The Watsonville Planning Commission voted 4 to 3 to approve the project earlier this year, but the vote failed because it required an over-majority of five. Their concerns stemmed from the project’s one-way street, limited parking spaces (58, including 16 visitor spaces), and potentially toxic soil left over from previous industrial use.
Those concerns re-emerged Tuesday – with public fears the homes would be out of the Watsonville residents’ price range – but took a back seat to the potential litigation.
Although the city has not yet updated its general plan with the required manuals, city officials said the project actually meets the requirements in these documents. But, city attorney Alan Smith explained, the pilots argue that the court ruling against the city’s 2030 master plan is retroactive and that if the city continues to operate under the 2005 master plan, it will need to be updated with the manual requirements before the city can do so Approval of construction projects around the airport.
Although city officials said the project met the requirements, Smith said, “This is what the courts are for – people have disagreements.”
Council consolidates public nuisance
In other measures, the council also reiterated its statement that the deadlocked housing estate on Santa Victoria Ave. 1773 is a public nuisance and that if developers disagree with the city’s requirements by the end of the month, city officials will ask the elected officials to OK the demolition of at least 26 units currently in various stages of construction.
The city is asking property developer Pacific Sunshine Development, LLC to sign contracts that either guarantee construction of the 87-unit project will be completed or provide the city with financial insurance in the event that it does not. Staff said the recent public harassment statement took the project forward after it stalled for more than three years.
Development on Ohlone Parkway took place in 2016 and should be completed by 2018.
The Council unanimously agreed on the item.
Fire in the sky moves forward
Watsonville City Manager Matt Huffaker said the Fire In the Sky and Airport open house event, slated for September 4, is still going on despite the rising number of residents of the county developing Covid-19 runs.

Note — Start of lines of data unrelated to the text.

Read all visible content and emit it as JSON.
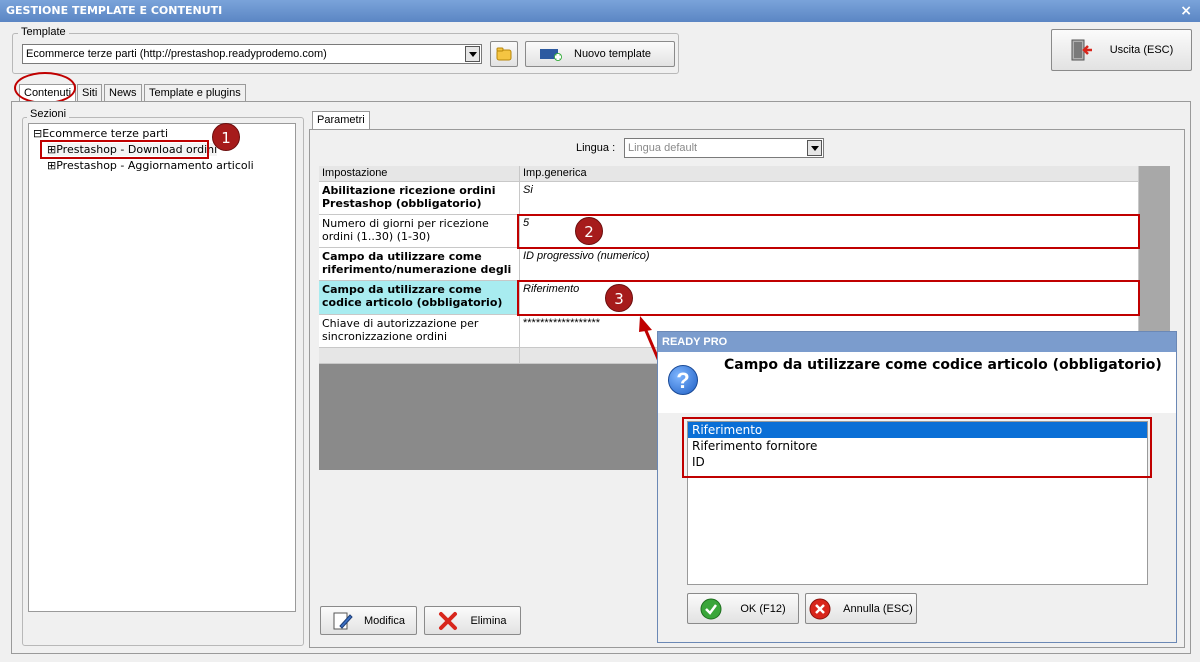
{
  "window": {
    "title": "GESTIONE TEMPLATE E CONTENUTI",
    "close_glyph": "×"
  },
  "template": {
    "legend": "Template",
    "selected": "Ecommerce terze parti (http://prestashop.readyprodemo.com)",
    "new_button": "Nuovo template"
  },
  "exit_button": "Uscita (ESC)",
  "tabs": [
    "Contenuti",
    "Siti",
    "News",
    "Template e plugins"
  ],
  "sections": {
    "legend": "Sezioni",
    "root": "Ecommerce terze parti",
    "items": [
      "Prestashop - Download ordini",
      "Prestashop - Aggiornamento articoli"
    ]
  },
  "params": {
    "tab": "Parametri",
    "lingua_label": "Lingua :",
    "lingua_value": "Lingua default",
    "headers": [
      "Impostazione",
      "Imp.generica"
    ],
    "rows": [
      {
        "label": "Abilitazione ricezione ordini Prestashop (obbligatorio)",
        "value": "Si"
      },
      {
        "label": "Numero di giorni per ricezione ordini (1..30) (1-30)",
        "value": "5"
      },
      {
        "label": "Campo da utilizzare come riferimento/numerazione degli o...",
        "value": "ID progressivo (numerico)"
      },
      {
        "label": "Campo da utilizzare come codice articolo (obbligatorio)",
        "value": "Riferimento"
      },
      {
        "label": "Chiave di autorizzazione per sincronizzazione ordini",
        "value": "******************"
      }
    ],
    "modifica": "Modifica",
    "elimina": "Elimina"
  },
  "badges": [
    "1",
    "2",
    "3"
  ],
  "dialog": {
    "title": "READY PRO",
    "question": "Campo da utilizzare come codice articolo (obbligatorio)",
    "question_icon": "?",
    "options": [
      "Riferimento",
      "Riferimento fornitore",
      "ID"
    ],
    "ok": "OK (F12)",
    "cancel": "Annulla (ESC)"
  },
  "colors": {
    "accent_red": "#c00000",
    "selection_blue": "#0a6fd6",
    "highlight_cyan": "#a8ecf0"
  }
}
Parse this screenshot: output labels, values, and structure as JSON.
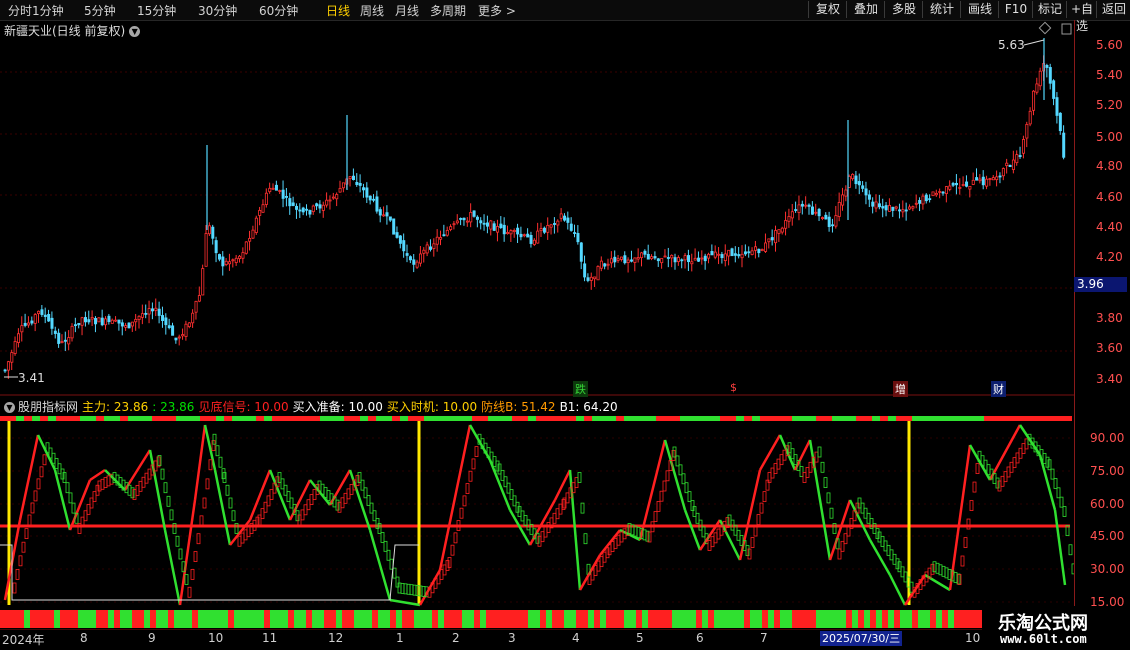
{
  "periods": [
    "分时",
    "1分钟",
    "5分钟",
    "15分钟",
    "30分钟",
    "60分钟",
    "日线",
    "周线",
    "月线",
    "多周期",
    "更多 >"
  ],
  "active_period": "日线",
  "toolbar": [
    "复权",
    "叠加",
    "多股",
    "统计",
    "画线",
    "F10",
    "标记",
    "+自选",
    "返回"
  ],
  "stock_title": "新疆天业(日线 前复权)",
  "price_axis": [
    "5.60",
    "5.40",
    "5.20",
    "5.00",
    "4.80",
    "4.60",
    "4.40",
    "4.20",
    "3.80",
    "3.60",
    "3.40"
  ],
  "current_price": "3.96",
  "high_label": "5.63",
  "low_label": "3.41",
  "events": [
    {
      "text": "跌",
      "color": "#37d437",
      "bg": "#0c3a0c"
    },
    {
      "text": "$",
      "color": "#ff4040",
      "bg": "#000"
    },
    {
      "text": "增",
      "color": "#fff",
      "bg": "#6a0f0f"
    },
    {
      "text": "财",
      "color": "#fff",
      "bg": "#0d1f6e"
    }
  ],
  "indicator": {
    "name": "股朋指标网",
    "items": [
      {
        "label": "主力:",
        "value": " 23.86",
        "color": "#ffd000"
      },
      {
        "label": ":",
        "value": " 23.86",
        "color": "#00e000"
      },
      {
        "label": "见底信号:",
        "value": " 10.00",
        "color": "#ff2020"
      },
      {
        "label": "买入准备:",
        "value": " 10.00",
        "color": "#ffffff"
      },
      {
        "label": "买入时机:",
        "value": " 10.00",
        "color": "#ffd000"
      },
      {
        "label": "防线B:",
        "value": " 51.42",
        "color": "#ff9a00"
      },
      {
        "label": "B1:",
        "value": " 64.20",
        "color": "#ffffff"
      }
    ]
  },
  "ind_axis": [
    "90.00",
    "75.00",
    "60.00",
    "45.00",
    "30.00",
    "15.00"
  ],
  "x_axis": [
    "2024年",
    "8",
    "9",
    "10",
    "11",
    "12",
    "1",
    "2",
    "3",
    "4",
    "5",
    "6",
    "7",
    "10"
  ],
  "cursor_date": "2025/07/30/三",
  "watermark": {
    "title": "乐淘公式网",
    "url": "www.60lt.com"
  },
  "colors": {
    "up": "#ff3030",
    "down": "#54d8ff",
    "green": "#30e030",
    "red": "#ff2020",
    "yellow": "#ffe800",
    "orange": "#ff7a1a"
  }
}
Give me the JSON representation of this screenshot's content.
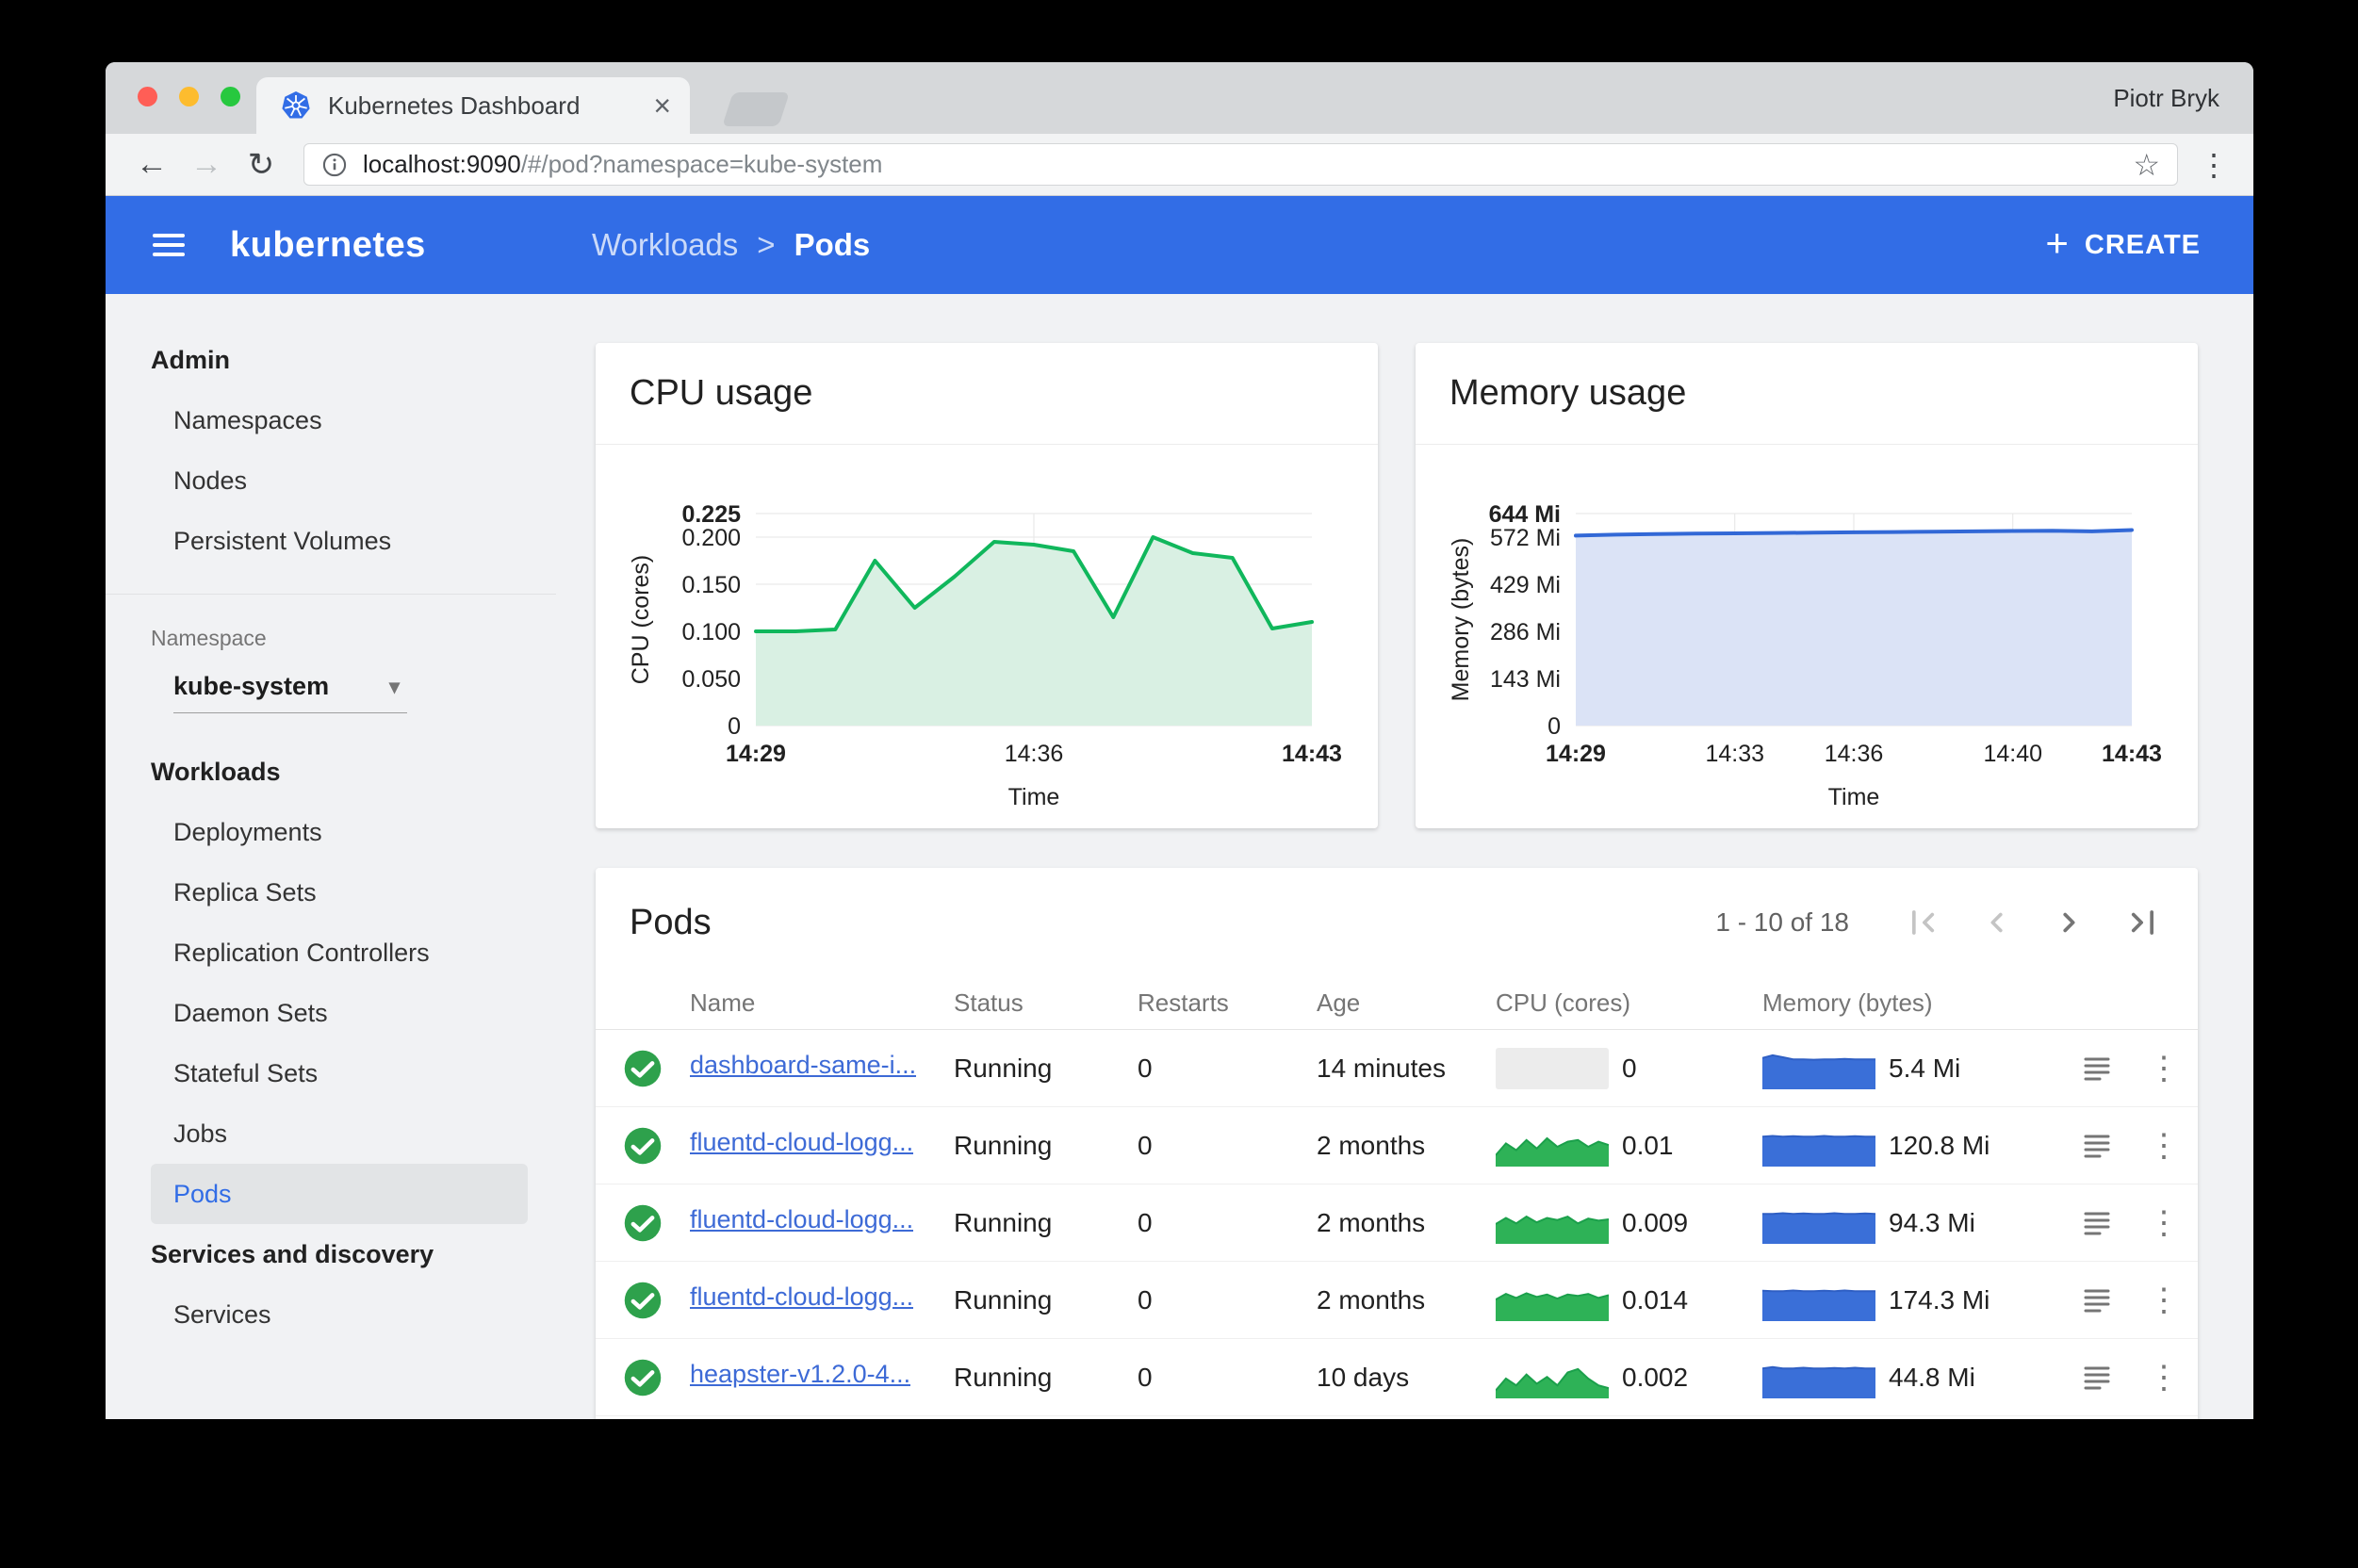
{
  "colors": {
    "header_blue": "#326de6",
    "link_blue": "#3d6ad6",
    "ok_green": "#2ea14c"
  },
  "icons": {
    "back": "←",
    "forward": "→",
    "reload": "↻",
    "star": "☆",
    "overflow_menu": "⋮",
    "close_tab": "×",
    "breadcrumb_chevron": ">",
    "dropdown_caret": "▾",
    "plus": "+"
  },
  "browser": {
    "profile_name": "Piotr Bryk",
    "tab_title": "Kubernetes Dashboard",
    "url_host": "localhost:9090",
    "url_path": "/#/pod?namespace=kube-system"
  },
  "header": {
    "brand": "kubernetes",
    "breadcrumb_parent": "Workloads",
    "breadcrumb_current": "Pods",
    "create_label": "CREATE"
  },
  "sidebar": {
    "admin_header": "Admin",
    "admin_items": [
      "Namespaces",
      "Nodes",
      "Persistent Volumes"
    ],
    "namespace_label": "Namespace",
    "namespace_value": "kube-system",
    "workloads_header": "Workloads",
    "workloads_items": [
      "Deployments",
      "Replica Sets",
      "Replication Controllers",
      "Daemon Sets",
      "Stateful Sets",
      "Jobs",
      "Pods"
    ],
    "selected_item": "Pods",
    "services_header": "Services and discovery",
    "services_items": [
      "Services"
    ]
  },
  "charts": {
    "cpu": {
      "type": "area",
      "title": "CPU usage",
      "ylabel": "CPU (cores)",
      "xlabel": "Time",
      "ymax": 0.225,
      "line_color": "#10b75c",
      "fill_color": "#d9f0e3",
      "yticks": [
        {
          "label": "0.225",
          "value": 0.225,
          "bold": true
        },
        {
          "label": "0.200",
          "value": 0.2
        },
        {
          "label": "0.150",
          "value": 0.15
        },
        {
          "label": "0.100",
          "value": 0.1
        },
        {
          "label": "0.050",
          "value": 0.05
        },
        {
          "label": "0",
          "value": 0
        }
      ],
      "xticks": [
        {
          "label": "14:29",
          "pos": 0,
          "bold": true
        },
        {
          "label": "14:36",
          "pos": 0.5,
          "grid": true
        },
        {
          "label": "14:43",
          "pos": 1,
          "bold": true
        }
      ],
      "values": [
        0.1,
        0.1,
        0.102,
        0.175,
        0.125,
        0.158,
        0.195,
        0.192,
        0.185,
        0.115,
        0.2,
        0.183,
        0.178,
        0.103,
        0.11
      ]
    },
    "memory": {
      "type": "area",
      "title": "Memory usage",
      "ylabel": "Memory (bytes)",
      "xlabel": "Time",
      "ymax": 644,
      "line_color": "#3268d6",
      "fill_color": "#dbe3f6",
      "yticks": [
        {
          "label": "644 Mi",
          "value": 644,
          "bold": true
        },
        {
          "label": "572 Mi",
          "value": 572
        },
        {
          "label": "429 Mi",
          "value": 429
        },
        {
          "label": "286 Mi",
          "value": 286
        },
        {
          "label": "143 Mi",
          "value": 143
        },
        {
          "label": "0",
          "value": 0
        }
      ],
      "xticks": [
        {
          "label": "14:29",
          "pos": 0,
          "bold": true
        },
        {
          "label": "14:33",
          "pos": 0.286,
          "grid": true
        },
        {
          "label": "14:36",
          "pos": 0.5,
          "grid": true
        },
        {
          "label": "14:40",
          "pos": 0.786,
          "grid": true
        },
        {
          "label": "14:43",
          "pos": 1,
          "bold": true
        }
      ],
      "values": [
        577,
        580,
        582,
        583,
        584,
        585,
        586,
        587,
        588,
        589,
        590,
        591,
        592,
        590,
        594
      ]
    }
  },
  "pods": {
    "title": "Pods",
    "pagination_label": "1 - 10 of 18",
    "columns": {
      "name": "Name",
      "status": "Status",
      "restarts": "Restarts",
      "age": "Age",
      "cpu": "CPU (cores)",
      "memory": "Memory (bytes)"
    },
    "rows": [
      {
        "name": "dashboard-same-i...",
        "status": "Running",
        "restarts": "0",
        "age": "14 minutes",
        "cpu": "0",
        "memory": "5.4 Mi",
        "cpu_spark": [],
        "mem_spark": [
          0.84,
          0.92,
          0.86,
          0.8,
          0.8,
          0.79,
          0.8,
          0.8,
          0.81,
          0.8,
          0.8,
          0.8
        ]
      },
      {
        "name": "fluentd-cloud-logg...",
        "status": "Running",
        "restarts": "0",
        "age": "2 months",
        "cpu": "0.01",
        "memory": "120.8 Mi",
        "cpu_spark": [
          0.25,
          0.6,
          0.4,
          0.7,
          0.45,
          0.75,
          0.5,
          0.65,
          0.7,
          0.5,
          0.65,
          0.55
        ],
        "mem_spark": [
          0.8,
          0.82,
          0.8,
          0.81,
          0.8,
          0.8,
          0.82,
          0.8,
          0.8,
          0.81,
          0.8,
          0.8
        ]
      },
      {
        "name": "fluentd-cloud-logg...",
        "status": "Running",
        "restarts": "0",
        "age": "2 months",
        "cpu": "0.009",
        "memory": "94.3 Mi",
        "cpu_spark": [
          0.5,
          0.68,
          0.52,
          0.72,
          0.55,
          0.68,
          0.62,
          0.72,
          0.52,
          0.66,
          0.6,
          0.64
        ],
        "mem_spark": [
          0.8,
          0.8,
          0.82,
          0.8,
          0.81,
          0.8,
          0.8,
          0.82,
          0.8,
          0.8,
          0.81,
          0.8
        ]
      },
      {
        "name": "fluentd-cloud-logg...",
        "status": "Running",
        "restarts": "0",
        "age": "2 months",
        "cpu": "0.014",
        "memory": "174.3 Mi",
        "cpu_spark": [
          0.55,
          0.72,
          0.6,
          0.74,
          0.63,
          0.7,
          0.58,
          0.7,
          0.66,
          0.72,
          0.6,
          0.68
        ],
        "mem_spark": [
          0.81,
          0.8,
          0.8,
          0.82,
          0.8,
          0.8,
          0.81,
          0.8,
          0.82,
          0.8,
          0.8,
          0.8
        ]
      },
      {
        "name": "heapster-v1.2.0-4...",
        "status": "Running",
        "restarts": "0",
        "age": "10 days",
        "cpu": "0.002",
        "memory": "44.8 Mi",
        "cpu_spark": [
          0.15,
          0.5,
          0.3,
          0.62,
          0.35,
          0.55,
          0.3,
          0.68,
          0.78,
          0.5,
          0.3,
          0.22
        ],
        "mem_spark": [
          0.8,
          0.84,
          0.8,
          0.8,
          0.82,
          0.8,
          0.8,
          0.81,
          0.8,
          0.82,
          0.8,
          0.8
        ]
      }
    ]
  }
}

People have to wear masks when they are not eating or drinking. Huffaker also said the city will host a Covid-19 vaccine clinic at the event, which usually takes place on July 4th.
“This event, like any planning we do during a pandemic, can change if the number of cases changes significantly,” said Huffaker Events can be held safely with the right protocols. And we know how important these (events) are for the social and emotional health of our community members. “